Print the full listing exactly.
____________________
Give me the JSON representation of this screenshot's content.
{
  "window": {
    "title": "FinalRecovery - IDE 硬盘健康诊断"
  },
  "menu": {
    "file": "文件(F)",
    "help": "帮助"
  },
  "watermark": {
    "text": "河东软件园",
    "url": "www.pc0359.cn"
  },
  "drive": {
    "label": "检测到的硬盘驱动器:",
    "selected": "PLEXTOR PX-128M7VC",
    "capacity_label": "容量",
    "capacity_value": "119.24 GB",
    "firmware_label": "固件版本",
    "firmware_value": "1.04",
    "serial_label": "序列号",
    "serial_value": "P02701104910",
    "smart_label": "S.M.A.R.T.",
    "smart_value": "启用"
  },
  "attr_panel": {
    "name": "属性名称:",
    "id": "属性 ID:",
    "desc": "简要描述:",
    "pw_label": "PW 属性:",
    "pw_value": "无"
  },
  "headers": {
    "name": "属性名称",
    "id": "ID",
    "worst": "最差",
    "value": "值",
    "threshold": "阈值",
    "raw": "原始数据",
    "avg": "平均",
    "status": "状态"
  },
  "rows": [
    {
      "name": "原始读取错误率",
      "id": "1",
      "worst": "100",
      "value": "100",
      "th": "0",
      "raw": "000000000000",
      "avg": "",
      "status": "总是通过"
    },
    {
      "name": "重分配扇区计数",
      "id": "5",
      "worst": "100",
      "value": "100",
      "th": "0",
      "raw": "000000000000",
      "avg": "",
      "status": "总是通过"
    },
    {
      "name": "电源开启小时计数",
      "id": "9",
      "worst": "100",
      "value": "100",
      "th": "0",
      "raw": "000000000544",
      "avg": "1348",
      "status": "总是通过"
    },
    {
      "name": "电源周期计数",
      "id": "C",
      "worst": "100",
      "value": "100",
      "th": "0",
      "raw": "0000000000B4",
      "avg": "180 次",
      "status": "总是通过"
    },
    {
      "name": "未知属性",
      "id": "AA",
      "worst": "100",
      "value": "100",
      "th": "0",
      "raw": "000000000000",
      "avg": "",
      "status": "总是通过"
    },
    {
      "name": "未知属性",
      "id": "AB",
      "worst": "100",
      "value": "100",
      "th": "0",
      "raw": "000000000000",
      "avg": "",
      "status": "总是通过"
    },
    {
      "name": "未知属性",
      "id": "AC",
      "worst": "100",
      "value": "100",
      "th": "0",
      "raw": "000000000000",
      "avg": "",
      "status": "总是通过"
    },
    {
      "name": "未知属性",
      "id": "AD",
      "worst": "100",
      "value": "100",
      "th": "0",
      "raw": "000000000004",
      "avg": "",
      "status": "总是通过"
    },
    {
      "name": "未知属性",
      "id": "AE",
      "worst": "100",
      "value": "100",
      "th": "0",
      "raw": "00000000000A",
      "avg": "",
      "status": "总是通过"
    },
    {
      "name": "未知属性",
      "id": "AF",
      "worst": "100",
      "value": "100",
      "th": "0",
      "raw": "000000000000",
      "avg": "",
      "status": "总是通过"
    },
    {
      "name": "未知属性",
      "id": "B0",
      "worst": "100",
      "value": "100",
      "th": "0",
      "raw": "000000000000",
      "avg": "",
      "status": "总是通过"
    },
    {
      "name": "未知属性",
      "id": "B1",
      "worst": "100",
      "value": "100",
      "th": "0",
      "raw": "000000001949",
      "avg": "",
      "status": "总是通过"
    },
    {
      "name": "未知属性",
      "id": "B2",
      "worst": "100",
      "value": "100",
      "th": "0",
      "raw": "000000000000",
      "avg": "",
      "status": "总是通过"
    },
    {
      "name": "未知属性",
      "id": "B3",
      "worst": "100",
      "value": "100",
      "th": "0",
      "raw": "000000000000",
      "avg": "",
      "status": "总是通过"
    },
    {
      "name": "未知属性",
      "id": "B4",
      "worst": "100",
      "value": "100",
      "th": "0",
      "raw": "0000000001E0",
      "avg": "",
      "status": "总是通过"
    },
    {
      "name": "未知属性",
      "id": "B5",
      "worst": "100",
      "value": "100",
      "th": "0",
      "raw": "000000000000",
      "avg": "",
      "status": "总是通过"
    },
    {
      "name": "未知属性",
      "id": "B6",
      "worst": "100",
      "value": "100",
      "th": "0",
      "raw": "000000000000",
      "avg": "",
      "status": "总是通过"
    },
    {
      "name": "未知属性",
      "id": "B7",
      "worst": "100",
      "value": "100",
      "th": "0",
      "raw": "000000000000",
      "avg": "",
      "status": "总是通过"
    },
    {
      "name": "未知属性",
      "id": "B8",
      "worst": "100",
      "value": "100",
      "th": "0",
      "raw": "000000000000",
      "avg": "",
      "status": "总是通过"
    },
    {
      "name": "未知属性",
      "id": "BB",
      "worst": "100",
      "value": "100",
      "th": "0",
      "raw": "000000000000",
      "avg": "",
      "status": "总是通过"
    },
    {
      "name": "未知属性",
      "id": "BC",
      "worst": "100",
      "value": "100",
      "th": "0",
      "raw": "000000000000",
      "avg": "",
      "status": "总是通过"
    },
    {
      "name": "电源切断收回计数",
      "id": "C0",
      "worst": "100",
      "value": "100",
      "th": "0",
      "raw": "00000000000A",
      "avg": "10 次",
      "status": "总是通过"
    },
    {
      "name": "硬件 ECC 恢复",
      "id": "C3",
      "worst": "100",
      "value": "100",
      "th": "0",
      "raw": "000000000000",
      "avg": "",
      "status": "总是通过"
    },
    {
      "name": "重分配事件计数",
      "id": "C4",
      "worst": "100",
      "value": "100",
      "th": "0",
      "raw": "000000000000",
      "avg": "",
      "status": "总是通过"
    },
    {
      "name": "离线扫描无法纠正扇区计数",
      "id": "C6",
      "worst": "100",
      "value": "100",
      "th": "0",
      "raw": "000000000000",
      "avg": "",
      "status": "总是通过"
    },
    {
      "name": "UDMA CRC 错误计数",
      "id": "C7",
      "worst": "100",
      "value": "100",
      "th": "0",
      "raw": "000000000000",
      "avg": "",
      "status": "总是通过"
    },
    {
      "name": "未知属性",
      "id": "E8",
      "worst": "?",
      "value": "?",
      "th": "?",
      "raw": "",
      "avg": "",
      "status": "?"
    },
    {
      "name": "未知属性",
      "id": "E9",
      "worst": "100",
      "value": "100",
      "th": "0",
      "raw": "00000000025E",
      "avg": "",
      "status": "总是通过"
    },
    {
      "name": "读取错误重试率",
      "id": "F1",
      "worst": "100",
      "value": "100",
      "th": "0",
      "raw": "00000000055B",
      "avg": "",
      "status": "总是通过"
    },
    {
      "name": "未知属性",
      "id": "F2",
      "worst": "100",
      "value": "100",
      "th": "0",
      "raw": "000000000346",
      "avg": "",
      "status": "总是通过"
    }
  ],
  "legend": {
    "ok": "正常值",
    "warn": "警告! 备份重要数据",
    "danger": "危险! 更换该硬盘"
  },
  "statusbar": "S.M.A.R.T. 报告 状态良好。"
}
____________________
### Result of this exercise:
Give me the JSON representation of this screenshot's content.
{
  "window": {
    "title": "FinalRecovery - IDE 硬盘健康诊断"
  },
  "menu": {
    "file": "文件(F)",
    "help": "帮助"
  },
  "watermark": {
    "text": "河东软件园",
    "url": "www.pc0359.cn"
  },
  "drive": {
    "label": "检测到的硬盘驱动器:",
    "selected": "PLEXTOR PX-128M7VC",
    "capacity_label": "容量",
    "capacity_value": "119.24 GB",
    "firmware_label": "固件版本",
    "firmware_value": "1.04",
    "serial_label": "序列号",
    "serial_value": "P02701104910",
    "smart_label": "S.M.A.R.T.",
    "smart_value": "启用"
  },
  "attr_panel": {
    "name": "属性名称:",
    "id": "属性 ID:",
    "desc": "简要描述:",
    "pw_label": "PW 属性:",
    "pw_value": "无"
  },
  "headers": {
    "name": "属性名称",
    "id": "ID",
    "worst": "最差",
    "value": "值",
    "threshold": "阈值",
    "raw": "原始数据",
    "avg": "平均",
    "status": "状态"
  },
  "rows": [
    {
      "name": "原始读取错误率",
      "id": "1",
      "worst": "100",
      "value": "100",
      "th": "0",
      "raw": "000000000000",
      "avg": "",
      "status": "总是通过"
    },
    {
      "name": "重分配扇区计数",
      "id": "5",
      "worst": "100",
      "value": "100",
      "th": "0",
      "raw": "000000000000",
      "avg": "",
      "status": "总是通过"
    },
    {
      "name": "电源开启小时计数",
      "id": "9",
      "worst": "100",
      "value": "100",
      "th": "0",
      "raw": "000000000544",
      "avg": "1348",
      "status": "总是通过"
    },
    {
      "name": "电源周期计数",
      "id": "C",
      "worst": "100",
      "value": "100",
      "th": "0",
      "raw": "0000000000B4",
      "avg": "180 次",
      "status": "总是通过"
    },
    {
      "name": "未知属性",
      "id": "AA",
      "worst": "100",
      "value": "100",
      "th": "0",
      "raw": "000000000000",
      "avg": "",
      "status": "总是通过"
    },
    {
      "name": "未知属性",
      "id": "AB",
      "worst": "100",
      "value": "100",
      "th": "0",
      "raw": "000000000000",
      "avg": "",
      "status": "总是通过"
    },
    {
      "name": "未知属性",
      "id": "AC",
      "worst": "100",
      "value": "100",
      "th": "0",
      "raw": "000000000000",
      "avg": "",
      "status": "总是通过"
    },
    {
      "name": "未知属性",
      "id": "AD",
      "worst": "100",
      "value": "100",
      "th": "0",
      "raw": "000000000004",
      "avg": "",
      "status": "总是通过"
    },
    {
      "name": "未知属性",
      "id": "AE",
      "worst": "100",
      "value": "100",
      "th": "0",
      "raw": "00000000000A",
      "avg": "",
      "status": "总是通过"
    },
    {
      "name": "未知属性",
      "id": "AF",
      "worst": "100",
      "value": "100",
      "th": "0",
      "raw": "000000000000",
      "avg": "",
      "status": "总是通过"
    },
    {
      "name": "未知属性",
      "id": "B0",
      "worst": "100",
      "value": "100",
      "th": "0",
      "raw": "000000000000",
      "avg": "",
      "status": "总是通过"
    },
    {
      "name": "未知属性",
      "id": "B1",
      "worst": "100",
      "value": "100",
      "th": "0",
      "raw": "000000001949",
      "avg": "",
      "status": "总是通过"
    },
    {
      "name": "未知属性",
      "id": "B2",
      "worst": "100",
      "value": "100",
      "th": "0",
      "raw": "000000000000",
      "avg": "",
      "status": "总是通过"
    },
    {
      "name": "未知属性",
      "id": "B3",
      "worst": "100",
      "value": "100",
      "th": "0",
      "raw": "000000000000",
      "avg": "",
      "status": "总是通过"
    },
    {
      "name": "未知属性",
      "id": "B4",
      "worst": "100",
      "value": "100",
      "th": "0",
      "raw": "0000000001E0",
      "avg": "",
      "status": "总是通过"
    },
    {
      "name": "未知属性",
      "id": "B5",
      "worst": "100",
      "value": "100",
      "th": "0",
      "raw": "000000000000",
      "avg": "",
      "status": "总是通过"
    },
    {
      "name": "未知属性",
      "id": "B6",
      "worst": "100",
      "value": "100",
      "th": "0",
      "raw": "000000000000",
      "avg": "",
      "status": "总是通过"
    },
    {
      "name": "未知属性",
      "id": "B7",
      "worst": "100",
      "value": "100",
      "th": "0",
      "raw": "000000000000",
      "avg": "",
      "status": "总是通过"
    },
    {
      "name": "未知属性",
      "id": "B8",
      "worst": "100",
      "value": "100",
      "th": "0",
      "raw": "000000000000",
      "avg": "",
      "status": "总是通过"
    },
    {
      "name": "未知属性",
      "id": "BB",
      "worst": "100",
      "value": "100",
      "th": "0",
      "raw": "000000000000",
      "avg": "",
      "status": "总是通过"
    },
    {
      "name": "未知属性",
      "id": "BC",
      "worst": "100",
      "value": "100",
      "th": "0",
      "raw": "000000000000",
      "avg": "",
      "status": "总是通过"
    },
    {
      "name": "电源切断收回计数",
      "id": "C0",
      "worst": "100",
      "value": "100",
      "th": "0",
      "raw": "00000000000A",
      "avg": "10 次",
      "status": "总是通过"
    },
    {
      "name": "硬件 ECC 恢复",
      "id": "C3",
      "worst": "100",
      "value": "100",
      "th": "0",
      "raw": "000000000000",
      "avg": "",
      "status": "总是通过"
    },
    {
      "name": "重分配事件计数",
      "id": "C4",
      "worst": "100",
      "value": "100",
      "th": "0",
      "raw": "000000000000",
      "avg": "",
      "status": "总是通过"
    },
    {
      "name": "离线扫描无法纠正扇区计数",
      "id": "C6",
      "worst": "100",
      "value": "100",
      "th": "0",
      "raw": "000000000000",
      "avg": "",
      "status": "总是通过"
    },
    {
      "name": "UDMA CRC 错误计数",
      "id": "C7",
      "worst": "100",
      "value": "100",
      "th": "0",
      "raw": "000000000000",
      "avg": "",
      "status": "总是通过"
    },
    {
      "name": "未知属性",
      "id": "E8",
      "worst": "?",
      "value": "?",
      "th": "?",
      "raw": "",
      "avg": "",
      "status": "?"
    },
    {
      "name": "未知属性",
      "id": "E9",
      "worst": "100",
      "value": "100",
      "th": "0",
      "raw": "00000000025E",
      "avg": "",
      "status": "总是通过"
    },
    {
      "name": "读取错误重试率",
      "id": "F1",
      "worst": "100",
      "value": "100",
      "th": "0",
      "raw": "00000000055B",
      "avg": "",
      "status": "总是通过"
    },
    {
      "name": "未知属性",
      "id": "F2",
      "worst": "100",
      "value": "100",
      "th": "0",
      "raw": "000000000346",
      "avg": "",
      "status": "总是通过"
    }
  ],
  "legend": {
    "ok": "正常值",
    "warn": "警告! 备份重要数据",
    "danger": "危险! 更换该硬盘"
  },
  "statusbar": "S.M.A.R.T. 报告 状态良好。"
}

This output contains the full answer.